## DATA RECORDS

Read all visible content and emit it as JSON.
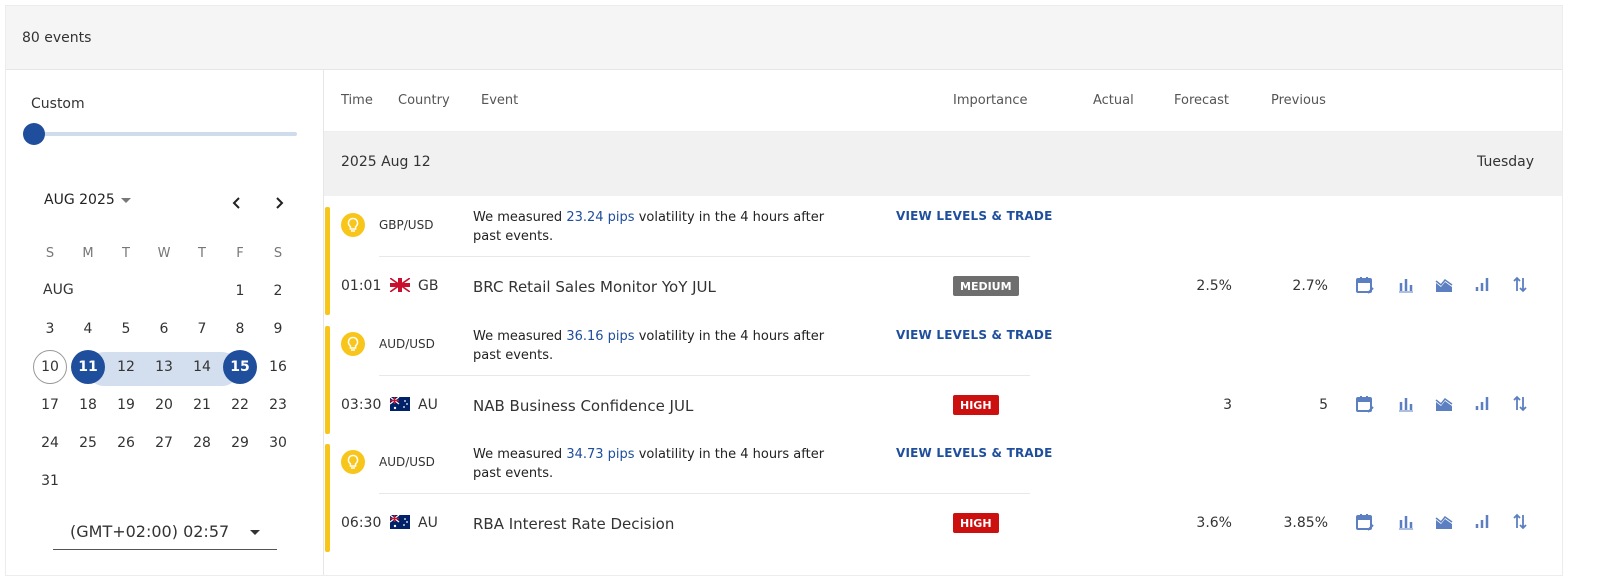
{
  "header": {
    "events_count": "80 events"
  },
  "sidebar": {
    "range_label": "Custom",
    "slider_value": 0,
    "calendar": {
      "month_title": "AUG 2025",
      "month_short": "AUG",
      "weekdays": [
        "S",
        "M",
        "T",
        "W",
        "T",
        "F",
        "S"
      ],
      "today": "10",
      "range_start": "11",
      "range_mid": [
        "12",
        "13",
        "14"
      ],
      "range_end": "15",
      "days": [
        "1",
        "2",
        "3",
        "4",
        "5",
        "6",
        "7",
        "8",
        "9",
        "10",
        "11",
        "12",
        "13",
        "14",
        "15",
        "16",
        "17",
        "18",
        "19",
        "20",
        "21",
        "22",
        "23",
        "24",
        "25",
        "26",
        "27",
        "28",
        "29",
        "30",
        "31"
      ]
    },
    "timezone": "(GMT+02:00) 02:57"
  },
  "table": {
    "columns": {
      "time": "Time",
      "country": "Country",
      "event": "Event",
      "importance": "Importance",
      "actual": "Actual",
      "forecast": "Forecast",
      "previous": "Previous"
    },
    "date_label": "2025 Aug 12",
    "weekday": "Tuesday"
  },
  "events": [
    {
      "pair": "GBP/USD",
      "vol_prefix": "We measured ",
      "pips": "23.24 pips",
      "vol_suffix": " volatility in the 4 hours after past events.",
      "trade_label": "VIEW LEVELS & TRADE",
      "time": "01:01",
      "country": "GB",
      "name": "BRC Retail Sales Monitor YoY JUL",
      "importance": "MEDIUM",
      "forecast": "2.5%",
      "previous": "2.7%"
    },
    {
      "pair": "AUD/USD",
      "vol_prefix": "We measured ",
      "pips": "36.16 pips",
      "vol_suffix": " volatility in the 4 hours after past events.",
      "trade_label": "VIEW LEVELS & TRADE",
      "time": "03:30",
      "country": "AU",
      "name": "NAB Business Confidence JUL",
      "importance": "HIGH",
      "forecast": "3",
      "previous": "5"
    },
    {
      "pair": "AUD/USD",
      "vol_prefix": "We measured ",
      "pips": "34.73 pips",
      "vol_suffix": " volatility in the 4 hours after past events.",
      "trade_label": "VIEW LEVELS & TRADE",
      "time": "06:30",
      "country": "AU",
      "name": "RBA Interest Rate Decision",
      "importance": "HIGH",
      "forecast": "3.6%",
      "previous": "3.85%"
    }
  ],
  "colors": {
    "accent_blue": "#1f4e9c",
    "icon_blue": "#5b7fc0",
    "volatility_yellow": "#f8c51a",
    "medium_badge": "#6e6e6e",
    "high_badge": "#cc1010"
  },
  "row_icons": [
    "calendar-edit-icon",
    "bar-chart-icon",
    "area-chart-icon",
    "bars-ascending-icon",
    "sort-arrows-icon"
  ]
}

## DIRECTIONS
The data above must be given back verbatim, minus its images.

## WORKED SOLUTION
Read all visible content and emit it as JSON.
{
  "header": {
    "events_count": "80 events"
  },
  "sidebar": {
    "range_label": "Custom",
    "slider_value": 0,
    "calendar": {
      "month_title": "AUG 2025",
      "month_short": "AUG",
      "weekdays": [
        "S",
        "M",
        "T",
        "W",
        "T",
        "F",
        "S"
      ],
      "today": "10",
      "range_start": "11",
      "range_mid": [
        "12",
        "13",
        "14"
      ],
      "range_end": "15",
      "days": [
        "1",
        "2",
        "3",
        "4",
        "5",
        "6",
        "7",
        "8",
        "9",
        "10",
        "11",
        "12",
        "13",
        "14",
        "15",
        "16",
        "17",
        "18",
        "19",
        "20",
        "21",
        "22",
        "23",
        "24",
        "25",
        "26",
        "27",
        "28",
        "29",
        "30",
        "31"
      ]
    },
    "timezone": "(GMT+02:00) 02:57"
  },
  "table": {
    "columns": {
      "time": "Time",
      "country": "Country",
      "event": "Event",
      "importance": "Importance",
      "actual": "Actual",
      "forecast": "Forecast",
      "previous": "Previous"
    },
    "date_label": "2025 Aug 12",
    "weekday": "Tuesday"
  },
  "events": [
    {
      "pair": "GBP/USD",
      "vol_prefix": "We measured ",
      "pips": "23.24 pips",
      "vol_suffix": " volatility in the 4 hours after past events.",
      "trade_label": "VIEW LEVELS & TRADE",
      "time": "01:01",
      "country": "GB",
      "name": "BRC Retail Sales Monitor YoY JUL",
      "importance": "MEDIUM",
      "forecast": "2.5%",
      "previous": "2.7%"
    },
    {
      "pair": "AUD/USD",
      "vol_prefix": "We measured ",
      "pips": "36.16 pips",
      "vol_suffix": " volatility in the 4 hours after past events.",
      "trade_label": "VIEW LEVELS & TRADE",
      "time": "03:30",
      "country": "AU",
      "name": "NAB Business Confidence JUL",
      "importance": "HIGH",
      "forecast": "3",
      "previous": "5"
    },
    {
      "pair": "AUD/USD",
      "vol_prefix": "We measured ",
      "pips": "34.73 pips",
      "vol_suffix": " volatility in the 4 hours after past events.",
      "trade_label": "VIEW LEVELS & TRADE",
      "time": "06:30",
      "country": "AU",
      "name": "RBA Interest Rate Decision",
      "importance": "HIGH",
      "forecast": "3.6%",
      "previous": "3.85%"
    }
  ],
  "colors": {
    "accent_blue": "#1f4e9c",
    "icon_blue": "#5b7fc0",
    "volatility_yellow": "#f8c51a",
    "medium_badge": "#6e6e6e",
    "high_badge": "#cc1010"
  },
  "row_icons": [
    "calendar-edit-icon",
    "bar-chart-icon",
    "area-chart-icon",
    "bars-ascending-icon",
    "sort-arrows-icon"
  ]
}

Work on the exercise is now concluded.